_WHAT IS EXPECTED_
Give the data again exactly, without its images.

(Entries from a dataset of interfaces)
=====
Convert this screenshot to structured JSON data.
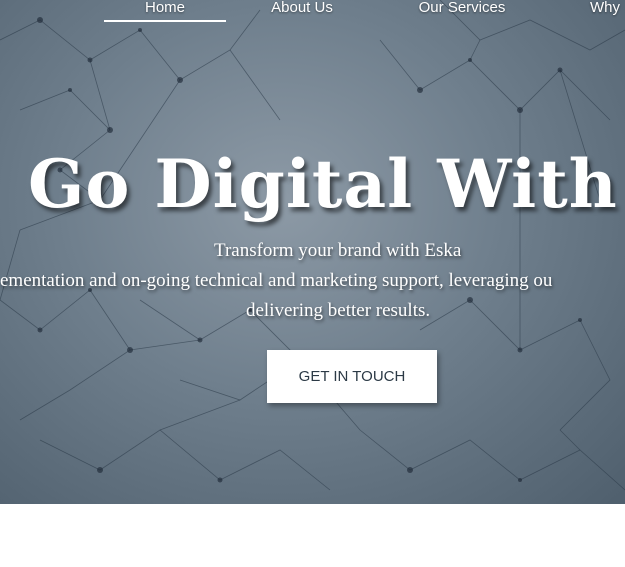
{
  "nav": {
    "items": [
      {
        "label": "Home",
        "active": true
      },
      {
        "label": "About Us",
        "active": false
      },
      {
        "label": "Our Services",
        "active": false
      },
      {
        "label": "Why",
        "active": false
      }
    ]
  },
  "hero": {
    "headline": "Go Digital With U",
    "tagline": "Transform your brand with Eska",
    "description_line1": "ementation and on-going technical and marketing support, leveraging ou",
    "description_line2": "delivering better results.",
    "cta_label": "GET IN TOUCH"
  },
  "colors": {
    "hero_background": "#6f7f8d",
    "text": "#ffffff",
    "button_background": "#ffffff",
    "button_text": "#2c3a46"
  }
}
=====
_RESULT OF THE TASK_
Convert this screenshot to structured JSON data.
{
  "nav": {
    "items": [
      {
        "label": "Home",
        "active": true
      },
      {
        "label": "About Us",
        "active": false
      },
      {
        "label": "Our Services",
        "active": false
      },
      {
        "label": "Why",
        "active": false
      }
    ]
  },
  "hero": {
    "headline": "Go Digital With U",
    "tagline": "Transform your brand with Eska",
    "description_line1": "ementation and on-going technical and marketing support, leveraging ou",
    "description_line2": "delivering better results.",
    "cta_label": "GET IN TOUCH"
  },
  "colors": {
    "hero_background": "#6f7f8d",
    "text": "#ffffff",
    "button_background": "#ffffff",
    "button_text": "#2c3a46"
  }
}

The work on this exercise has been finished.